Architect William M. Hunt of Lambertville worked closely with the trustees to save as much of the mill’s historic character as possible. He drew up plans for the renovated spaces in 1953, including areas for a stage, kitchen, stairway, and public amenities. Under the presidency of Otto Siegmund, who assumed leadership of the trustees after James R. Marsh’s death in 1966, important changes were instituted at the Art Center. A grant from the New Jersey State Council on the Arts made it possible for the center to hire its first executive director, Ann Douglass, in 1970. A new board committee for special exhibitions was organized, including ceramic artist Toshiko Takaezu, whose work was seminal to 20th-century ceramics, illustrator Gertrude Espencheid, and illustrator and artist Katharine Trubek. The Special Exhibitions Committee organized at least two shows a year. Among the exhibitions were solo shows of the works of Lenore Tawney (1970), Tetsuro Sawada (1971), Sergio Campos Mello (1971), Hedda Sterne (1973), and John Vickery (1974).

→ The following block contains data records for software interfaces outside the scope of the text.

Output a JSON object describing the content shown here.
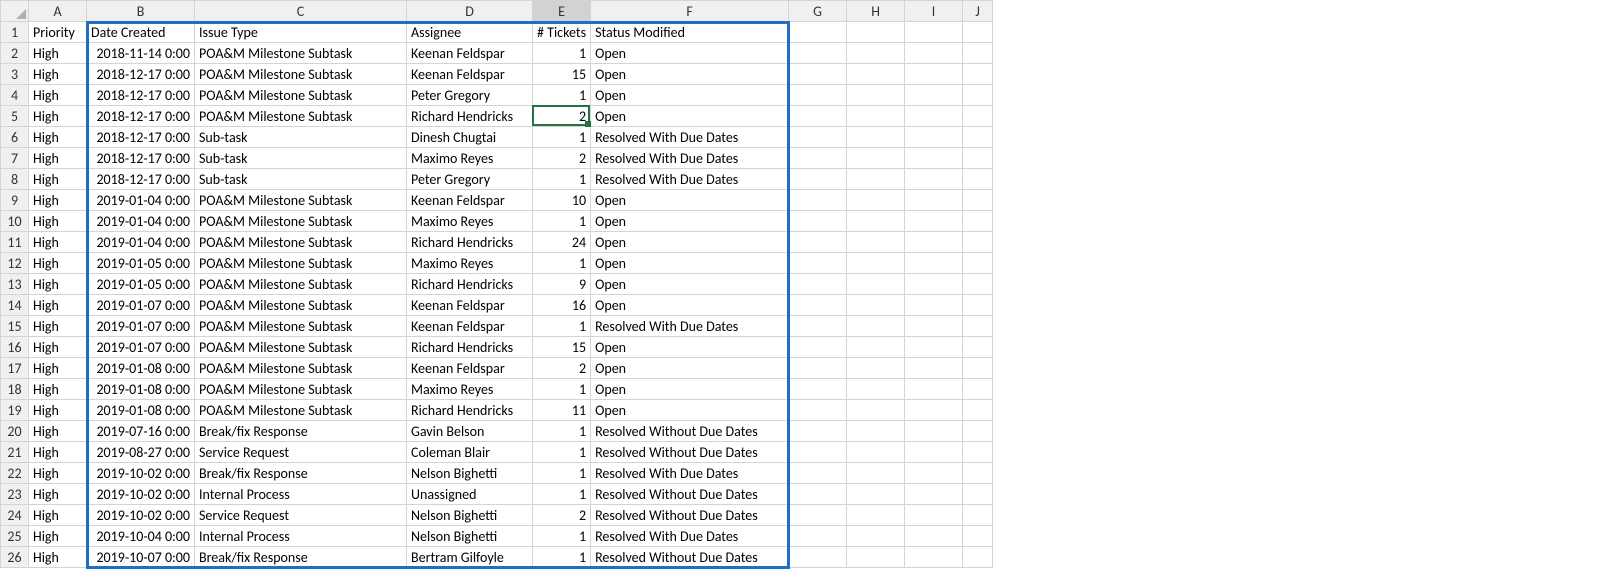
{
  "corner_label": "",
  "col_headers": [
    "A",
    "B",
    "C",
    "D",
    "E",
    "F",
    "G",
    "H",
    "I",
    "J"
  ],
  "row_headers": [
    "1",
    "2",
    "3",
    "4",
    "5",
    "6",
    "7",
    "8",
    "9",
    "10",
    "11",
    "12",
    "13",
    "14",
    "15",
    "16",
    "17",
    "18",
    "19",
    "20",
    "21",
    "22",
    "23",
    "24",
    "25",
    "26"
  ],
  "headers": {
    "priority": "Priority",
    "date_created": "Date Created",
    "issue_type": "Issue Type",
    "assignee": "Assignee",
    "tickets": "# Tickets",
    "status": "Status Modified"
  },
  "rows": [
    {
      "priority": "High",
      "date": "2018-11-14 0:00",
      "type": "POA&M Milestone Subtask",
      "assignee": "Keenan Feldspar",
      "tickets": "1",
      "status": "Open"
    },
    {
      "priority": "High",
      "date": "2018-12-17 0:00",
      "type": "POA&M Milestone Subtask",
      "assignee": "Keenan Feldspar",
      "tickets": "15",
      "status": "Open"
    },
    {
      "priority": "High",
      "date": "2018-12-17 0:00",
      "type": "POA&M Milestone Subtask",
      "assignee": "Peter Gregory",
      "tickets": "1",
      "status": "Open"
    },
    {
      "priority": "High",
      "date": "2018-12-17 0:00",
      "type": "POA&M Milestone Subtask",
      "assignee": "Richard Hendricks",
      "tickets": "2",
      "status": "Open"
    },
    {
      "priority": "High",
      "date": "2018-12-17 0:00",
      "type": "Sub-task",
      "assignee": "Dinesh Chugtai",
      "tickets": "1",
      "status": "Resolved With Due Dates"
    },
    {
      "priority": "High",
      "date": "2018-12-17 0:00",
      "type": "Sub-task",
      "assignee": "Maximo Reyes",
      "tickets": "2",
      "status": "Resolved With Due Dates"
    },
    {
      "priority": "High",
      "date": "2018-12-17 0:00",
      "type": "Sub-task",
      "assignee": "Peter Gregory",
      "tickets": "1",
      "status": "Resolved With Due Dates"
    },
    {
      "priority": "High",
      "date": "2019-01-04 0:00",
      "type": "POA&M Milestone Subtask",
      "assignee": "Keenan Feldspar",
      "tickets": "10",
      "status": "Open"
    },
    {
      "priority": "High",
      "date": "2019-01-04 0:00",
      "type": "POA&M Milestone Subtask",
      "assignee": "Maximo Reyes",
      "tickets": "1",
      "status": "Open"
    },
    {
      "priority": "High",
      "date": "2019-01-04 0:00",
      "type": "POA&M Milestone Subtask",
      "assignee": "Richard Hendricks",
      "tickets": "24",
      "status": "Open"
    },
    {
      "priority": "High",
      "date": "2019-01-05 0:00",
      "type": "POA&M Milestone Subtask",
      "assignee": "Maximo Reyes",
      "tickets": "1",
      "status": "Open"
    },
    {
      "priority": "High",
      "date": "2019-01-05 0:00",
      "type": "POA&M Milestone Subtask",
      "assignee": "Richard Hendricks",
      "tickets": "9",
      "status": "Open"
    },
    {
      "priority": "High",
      "date": "2019-01-07 0:00",
      "type": "POA&M Milestone Subtask",
      "assignee": "Keenan Feldspar",
      "tickets": "16",
      "status": "Open"
    },
    {
      "priority": "High",
      "date": "2019-01-07 0:00",
      "type": "POA&M Milestone Subtask",
      "assignee": "Keenan Feldspar",
      "tickets": "1",
      "status": "Resolved With Due Dates"
    },
    {
      "priority": "High",
      "date": "2019-01-07 0:00",
      "type": "POA&M Milestone Subtask",
      "assignee": "Richard Hendricks",
      "tickets": "15",
      "status": "Open"
    },
    {
      "priority": "High",
      "date": "2019-01-08 0:00",
      "type": "POA&M Milestone Subtask",
      "assignee": "Keenan Feldspar",
      "tickets": "2",
      "status": "Open"
    },
    {
      "priority": "High",
      "date": "2019-01-08 0:00",
      "type": "POA&M Milestone Subtask",
      "assignee": "Maximo Reyes",
      "tickets": "1",
      "status": "Open"
    },
    {
      "priority": "High",
      "date": "2019-01-08 0:00",
      "type": "POA&M Milestone Subtask",
      "assignee": "Richard Hendricks",
      "tickets": "11",
      "status": "Open"
    },
    {
      "priority": "High",
      "date": "2019-07-16 0:00",
      "type": "Break/fix Response",
      "assignee": "Gavin Belson",
      "tickets": "1",
      "status": "Resolved Without Due Dates"
    },
    {
      "priority": "High",
      "date": "2019-08-27 0:00",
      "type": "Service Request",
      "assignee": "Coleman Blair",
      "tickets": "1",
      "status": "Resolved Without Due Dates"
    },
    {
      "priority": "High",
      "date": "2019-10-02 0:00",
      "type": "Break/fix Response",
      "assignee": "Nelson Bighetti",
      "tickets": "1",
      "status": "Resolved With Due Dates"
    },
    {
      "priority": "High",
      "date": "2019-10-02 0:00",
      "type": "Internal Process",
      "assignee": "Unassigned",
      "tickets": "1",
      "status": "Resolved Without Due Dates"
    },
    {
      "priority": "High",
      "date": "2019-10-02 0:00",
      "type": "Service Request",
      "assignee": "Nelson Bighetti",
      "tickets": "2",
      "status": "Resolved Without Due Dates"
    },
    {
      "priority": "High",
      "date": "2019-10-04 0:00",
      "type": "Internal Process",
      "assignee": "Nelson Bighetti",
      "tickets": "1",
      "status": "Resolved With Due Dates"
    },
    {
      "priority": "High",
      "date": "2019-10-07 0:00",
      "type": "Break/fix Response",
      "assignee": "Bertram Gilfoyle",
      "tickets": "1",
      "status": "Resolved Without Due Dates"
    }
  ],
  "active_cell": "E5",
  "highlight_range": "B1:F26",
  "colors": {
    "highlight_border": "#1f6fc4",
    "active_border": "#217346",
    "grid": "#d4d4d4",
    "header_bg": "#f0f0f0"
  }
}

There were also intriguing group exhibitions—among them an Invitational Sculpture exhibition included Harry Bertoia, Jeanne Miles, Isamu Noguchi, and James Seawright. In 1972 Samuel Dorsky, an important dealer and philanthropist, donated a selection of twentieth-century prints to the Art Center. Such well-known artists as Salvador Dali, Red Grooms, Philip Guston, Louise Nevelson, Ad Reinhardt, and George Sugarman greatly enhanced the center’s collection..